The problem is that on all of these policy options – the default setting for Scottish voters, London Labour, is worse than the Liberals. As Brian Quail put it: “When May 2011 comes, and we have the crucial election for the Scottish Parliament, we will face a clear choice; to vote for one of the British nationalist (Unionist) party, all of which are pro-Trident, or to vote for the SNP, the one major political party which maintains a principled opposition to the UK’s criminal and illegal WMD, Trident.”

Labour MSPs have been trying to hide their views on tuition fees; it is high time they were made to come clean. Iain Gray has strongly hinted that he supports some kind of graduate tax, following the lead of the UK Labour leader, Ed Miliband.

New nuclear power is now official Labour policy.

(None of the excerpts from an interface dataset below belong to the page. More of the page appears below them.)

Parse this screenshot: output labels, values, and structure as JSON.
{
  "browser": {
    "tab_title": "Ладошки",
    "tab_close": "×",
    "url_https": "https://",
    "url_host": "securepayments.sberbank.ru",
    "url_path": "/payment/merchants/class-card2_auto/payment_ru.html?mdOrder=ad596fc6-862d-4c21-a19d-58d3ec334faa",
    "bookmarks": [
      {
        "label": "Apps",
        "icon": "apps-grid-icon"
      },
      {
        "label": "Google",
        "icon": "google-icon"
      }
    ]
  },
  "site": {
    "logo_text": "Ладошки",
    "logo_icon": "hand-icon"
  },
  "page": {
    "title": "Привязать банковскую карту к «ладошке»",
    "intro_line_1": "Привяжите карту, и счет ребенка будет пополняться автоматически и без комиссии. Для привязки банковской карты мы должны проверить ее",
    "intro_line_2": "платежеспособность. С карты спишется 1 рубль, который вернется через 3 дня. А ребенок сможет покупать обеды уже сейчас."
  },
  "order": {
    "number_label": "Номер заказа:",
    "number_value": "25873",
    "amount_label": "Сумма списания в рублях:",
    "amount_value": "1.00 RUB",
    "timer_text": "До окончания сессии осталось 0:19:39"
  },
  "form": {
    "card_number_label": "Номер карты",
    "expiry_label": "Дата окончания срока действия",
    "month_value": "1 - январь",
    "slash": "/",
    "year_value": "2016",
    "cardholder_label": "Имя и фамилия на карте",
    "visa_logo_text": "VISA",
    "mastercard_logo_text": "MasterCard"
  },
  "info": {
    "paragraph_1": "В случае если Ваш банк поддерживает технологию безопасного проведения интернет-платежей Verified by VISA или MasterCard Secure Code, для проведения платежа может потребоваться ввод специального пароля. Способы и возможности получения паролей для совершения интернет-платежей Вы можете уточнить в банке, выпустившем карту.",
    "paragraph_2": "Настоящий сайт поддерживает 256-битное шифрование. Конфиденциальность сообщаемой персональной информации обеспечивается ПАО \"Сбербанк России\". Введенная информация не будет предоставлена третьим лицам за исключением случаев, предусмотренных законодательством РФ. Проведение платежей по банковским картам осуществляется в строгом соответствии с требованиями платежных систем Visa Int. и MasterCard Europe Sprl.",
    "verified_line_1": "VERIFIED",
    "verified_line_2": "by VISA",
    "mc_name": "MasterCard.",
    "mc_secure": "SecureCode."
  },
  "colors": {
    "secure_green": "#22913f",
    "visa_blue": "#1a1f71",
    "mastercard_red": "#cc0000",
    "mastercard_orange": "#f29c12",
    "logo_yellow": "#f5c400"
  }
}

It’s deeply unpopular across the country but over the coming weeks they’ll be forced to explain the policy (which hardly any Scottish Labour MSPs themselves support this). It’s Labour’s tuition fees issue.

The constitutional questions are ones that will only be resolved by independence. Calman is a mess and a shallow ineffective one at that. The rest is the system inoculating itself against change. The question remains can Labour really sustain a challenge without policies or people to articulate them. Can they make people believe they will be a bullwark against London cuts? 

The Liberals have lost in Scotland and it’s five months till polling day.

As President George W. Bush once eloquently put it: ‘“There’s an old saying in Tennessee — I know it’s in Texas, probably in Tennessee — that says, fool me once, shame on, shame on you. Fool me, you can’t get fooled again.”

Scott and Gray may lack the oratorical skills of the ex-President but the electorate are smarter than to be fooled again by politicians who fail to deliver. London Labour is no alternative to the failed Liberal drones.